#### Work instructions:
Search the data for the word "this" and copy out every line that has it.

......

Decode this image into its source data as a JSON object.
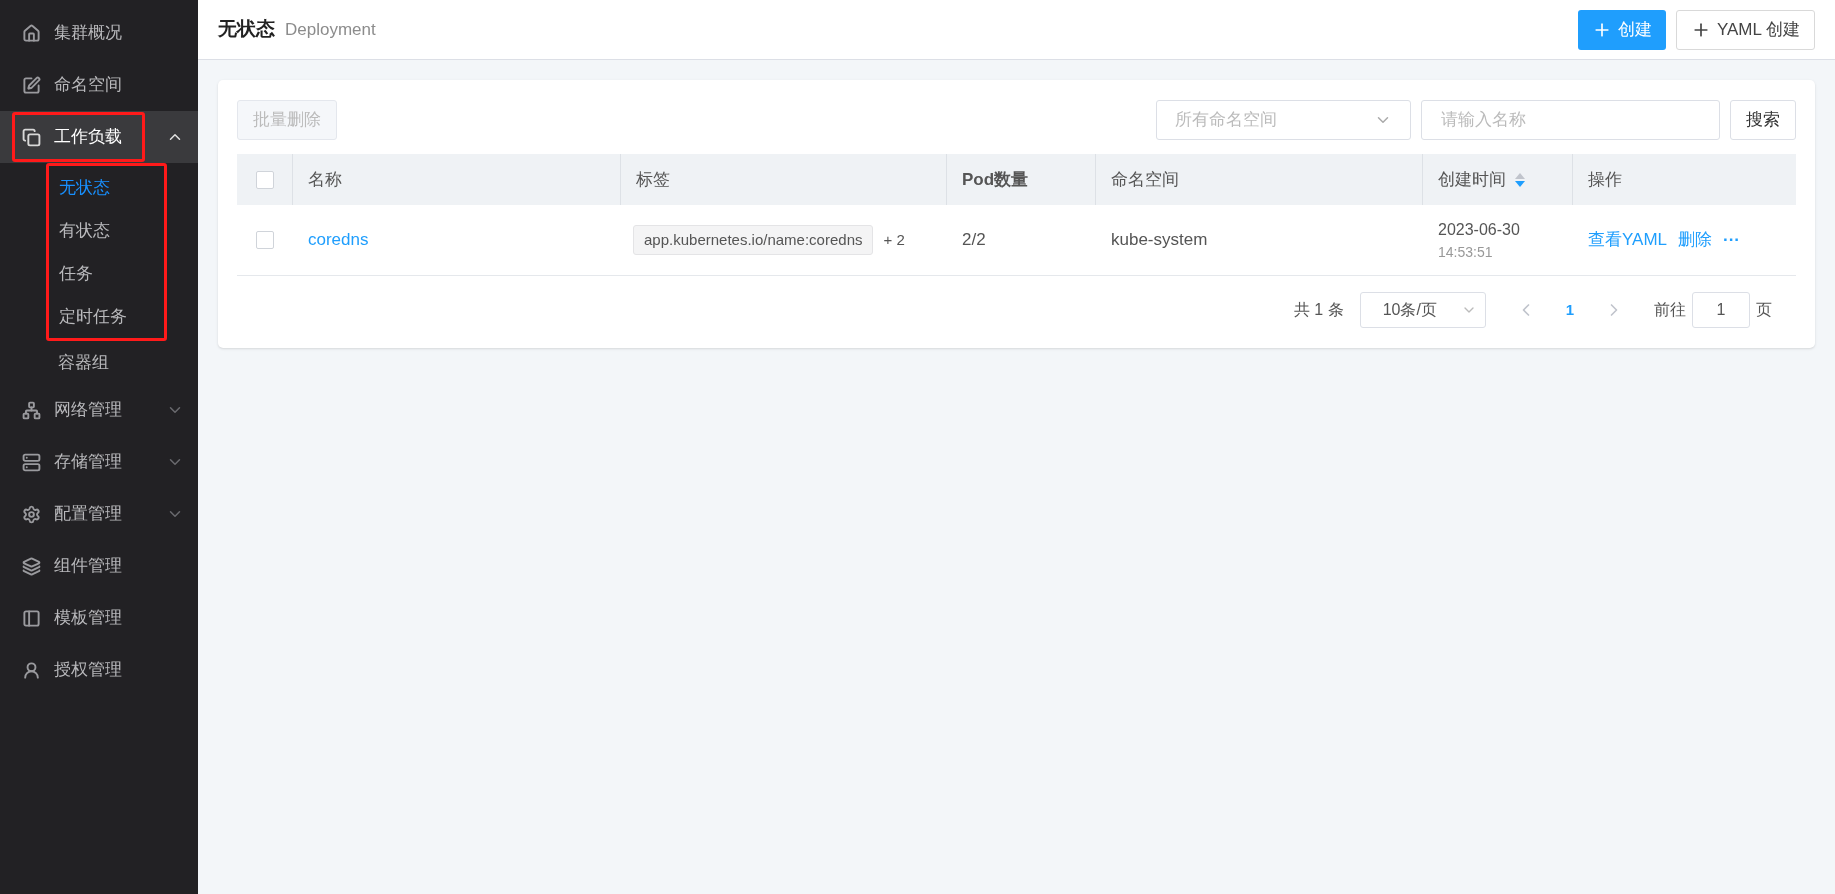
{
  "sidebar": {
    "items": [
      {
        "label": "集群概况",
        "selected": false,
        "annotated": false
      },
      {
        "label": "命名空间",
        "selected": false,
        "annotated": false
      },
      {
        "label": "工作负载",
        "selected": true,
        "expanded": true,
        "annotated": true,
        "children": [
          {
            "label": "无状态",
            "selected": true,
            "annotated": true
          },
          {
            "label": "有状态",
            "selected": false,
            "annotated": true
          },
          {
            "label": "任务",
            "selected": false,
            "annotated": true
          },
          {
            "label": "定时任务",
            "selected": false,
            "annotated": true
          },
          {
            "label": "容器组",
            "selected": false,
            "annotated": false
          }
        ]
      },
      {
        "label": "网络管理",
        "selected": false,
        "expanded": false,
        "annotated": false
      },
      {
        "label": "存储管理",
        "selected": false,
        "expanded": false,
        "annotated": false
      },
      {
        "label": "配置管理",
        "selected": false,
        "expanded": false,
        "annotated": false
      },
      {
        "label": "组件管理",
        "selected": false,
        "annotated": false
      },
      {
        "label": "模板管理",
        "selected": false,
        "annotated": false
      },
      {
        "label": "授权管理",
        "selected": false,
        "annotated": false
      }
    ]
  },
  "header": {
    "title": "无状态",
    "subtitle": "Deployment",
    "buttons": [
      {
        "label": "创建",
        "kind": "primary"
      },
      {
        "label": "YAML 创建",
        "kind": "default"
      }
    ]
  },
  "toolbar": {
    "bulk_delete": {
      "label": "批量删除",
      "disabled": true
    },
    "namespace_select": {
      "placeholder": "所有命名空间"
    },
    "search": {
      "placeholder": "请输入名称"
    },
    "search_button": "搜索"
  },
  "table": {
    "select_all_checked": false,
    "columns": [
      "名称",
      "标签",
      "Pod数量",
      "命名空间",
      "创建时间",
      "操作"
    ],
    "rows": [
      {
        "checked": false,
        "name": "coredns",
        "tag": "app.kubernetes.io/name:coredns",
        "more_tags": "+ 2",
        "pods": "2/2",
        "namespace": "kube-system",
        "date": "2023-06-30",
        "time": "14:53:51",
        "actions": [
          "查看YAML",
          "删除"
        ],
        "more": "···"
      }
    ]
  },
  "pagination": {
    "total": "共 1 条",
    "page_size": "10条/页",
    "pages": [
      {
        "label": "1",
        "selected": true
      }
    ],
    "goto_label": "前往",
    "goto_value": "1",
    "goto_suffix": "页"
  }
}
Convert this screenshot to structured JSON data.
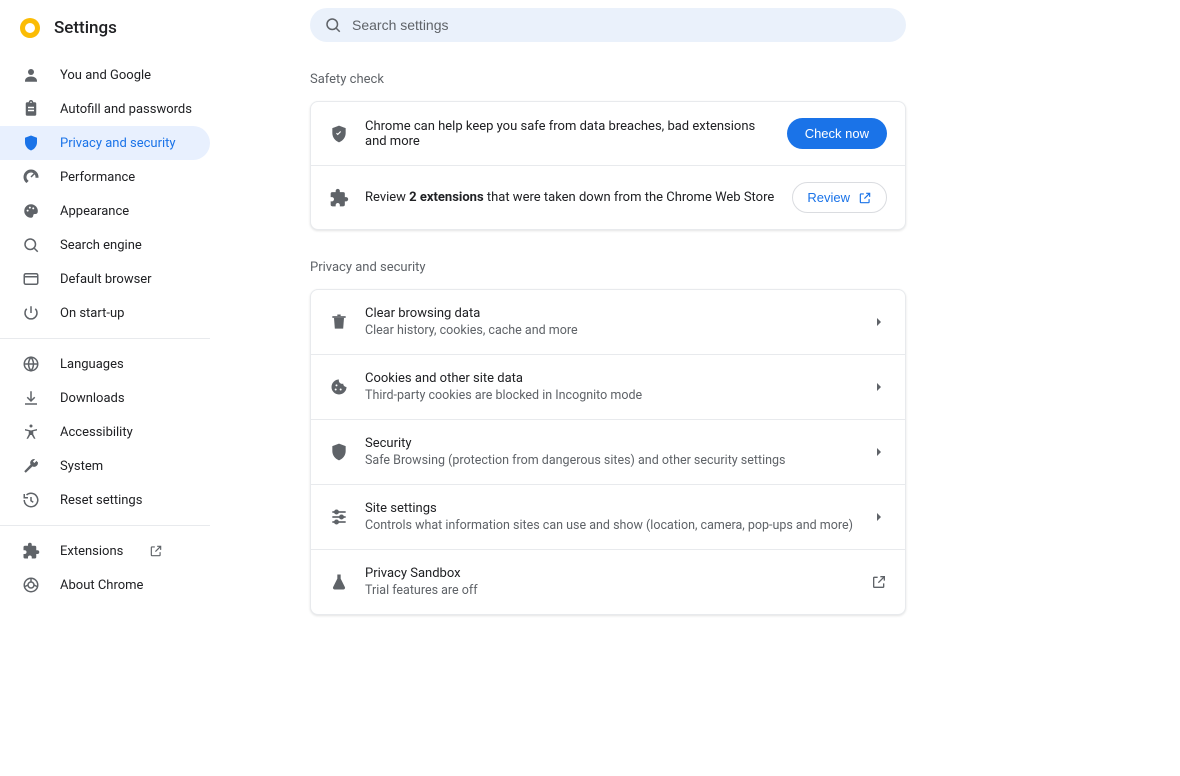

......

#### Answer space:
Decode this image into its source data as a JSON object.
Convert this screenshot to structured JSON data.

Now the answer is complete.